Well, the ideal way is to find obvious evidence (thorough research with the help of the tools/methods above) that proves the needs of users. If there isn’t any, we try to push for a compromise and a testing period – once we have the needed data, the site can be developed to the right direction.

How do we decide what’s on the menu and what kind of menu do we use?

It is important that users understand the menu, including the text content on the menu items, the relationship of the main menu items and its’ sub-menu items, as well as the UI design pattern (Common user interface solutions for visual and interaction problems.) used for the menu. To reach this, we often make several revisions of the navigation menu and test them on different people before agreeing on the final menu structure.

Usually the menu is changed for the following reasons:

  • Clients want to highlight or remove some content
  • Products / services are updated
  • SEO purposes

Despite the content of the website, choosing which UI design pattern to use on the menu also affects the navigation.

A Horizontal navigation menu is the most commonly used one, where the menu items are visible at a glance. Some favour a vertical navigation menu because it can hold a lot more items than a horizontal one. The hamburger menu (See picture below, where the menu is marked with 3 lines) is also a popular choice nowadays because it works well on mobile devices. However, because it usually takes the form of a hidden navigation it can be a bit tricky on desktop view as it needs an extra click to view the whole menu.

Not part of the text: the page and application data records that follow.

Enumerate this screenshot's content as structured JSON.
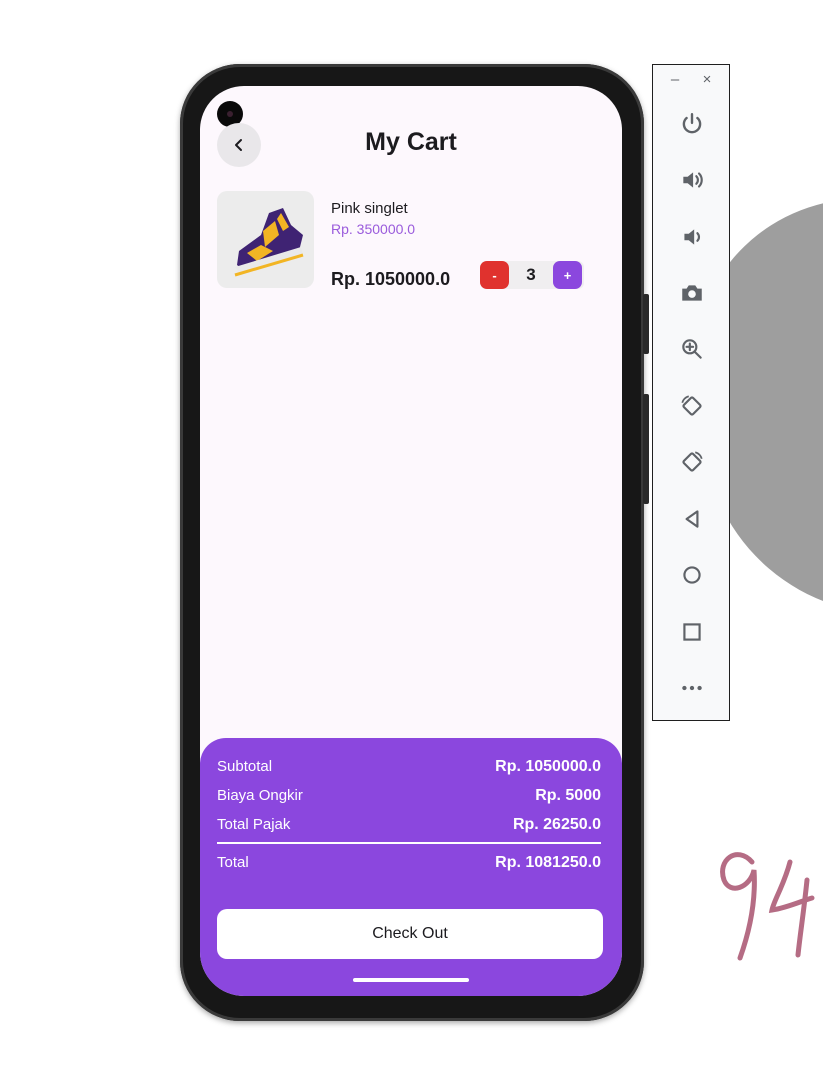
{
  "app": {
    "title": "My Cart"
  },
  "cart": {
    "items": [
      {
        "name": "Pink singlet",
        "unit_price": "Rp. 350000.0",
        "line_total": "Rp. 1050000.0",
        "quantity": "3",
        "minus_label": "-",
        "plus_label": "+"
      }
    ]
  },
  "summary": {
    "subtotal_label": "Subtotal",
    "subtotal_value": "Rp. 1050000.0",
    "shipping_label": "Biaya Ongkir",
    "shipping_value": "Rp. 5000",
    "tax_label": "Total Pajak",
    "tax_value": "Rp. 26250.0",
    "total_label": "Total",
    "total_value": "Rp. 1081250.0",
    "checkout_label": "Check Out"
  },
  "emulator_toolbar": {
    "window_controls": {
      "minimize": "–",
      "close": "×"
    },
    "buttons": [
      "power-icon",
      "volume-up-icon",
      "volume-down-icon",
      "camera-icon",
      "zoom-icon",
      "rotate-left-icon",
      "rotate-right-icon",
      "back-icon",
      "home-icon",
      "overview-icon",
      "more-icon"
    ]
  },
  "colors": {
    "accent": "#8b47de",
    "minus": "#e0322e",
    "price_text": "#9a5bdc",
    "screen_bg": "#fdf8fd"
  }
}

For simple websites, it’s usually easy to make a decision about the main menu and which UI pattern to use. But for a website with a complex structure you need to think thoroughly and test different options.


The following methods / tools are our favourites when designing the navigation menu of a website.

  • CRAP

Robin Williams (NOT the actor nor the singer) has a UI principal called CRAP: “C” stands for “Contrast”, “R” means “Repetition”, “A” is “Alignment”, and the last letter “P” represents for “Proximity”, which is a good one to apply when designing the navigation menu.

The idea in Proximity” is to group information/items belonging to the same group in the same area. On the website, similar thoughts can be applied when designing a sub-menu — wrapping items similar to each other together.

  • Cards sorting (On Post-its)

Cards sorting is a good method to find out the categories for grouping items. Write down all the menu items based on the site structure, one for each Post-it note, then place them around. Focus on what clients want to highlight first, then check the navigation order from the users’ perspective, and make sure these two match.


Here are some questions to help with decisions on the navigation menu:

  • Do users know where to start when they see the main menu?
  • Are the sub-menu items related to each other?
  • Which UI patterns to use so that users know where they are and they can still navigate themselves between different pages?
  • How can we reduce the number of clicks?

Navigation is always flexible, there isn’t a strict rule to judge whether it’s perfect or not. As long as users are not lost on the site, they know where they are, where to find the content they want and how to jump to other pages, the navigation is fulfilling its purpose.

A key thing to remember is to keep it simple. Too many items on the menu is not a good idea, not only will it make the menu look messy but it also causes the navigation to lose its meaning as a tool leading the users and improving the user experience on the website.

Key takeaways

Here I shared some ideas about designing navigation for website and how to get hands on it. Some takeaways for you:

  • Start your navigation design with Information Architecture (IA). It’s important to figure out what pages you need first and then continue to navigation menu.
  • Use different methods, tools and resources to find out users’ needs and make sure the needs make sense regarding clients’ business goals.
  • Ask questions when it’s necessary. They will help you to find out the missing information.

If you’re interesting of reading more about navigation design, I recommend to check out these:

Efficiently Simplifying Navigation, Part 1: Information Architecture

Efficiently Simplifying Navigation, Part 2: Navigation Systems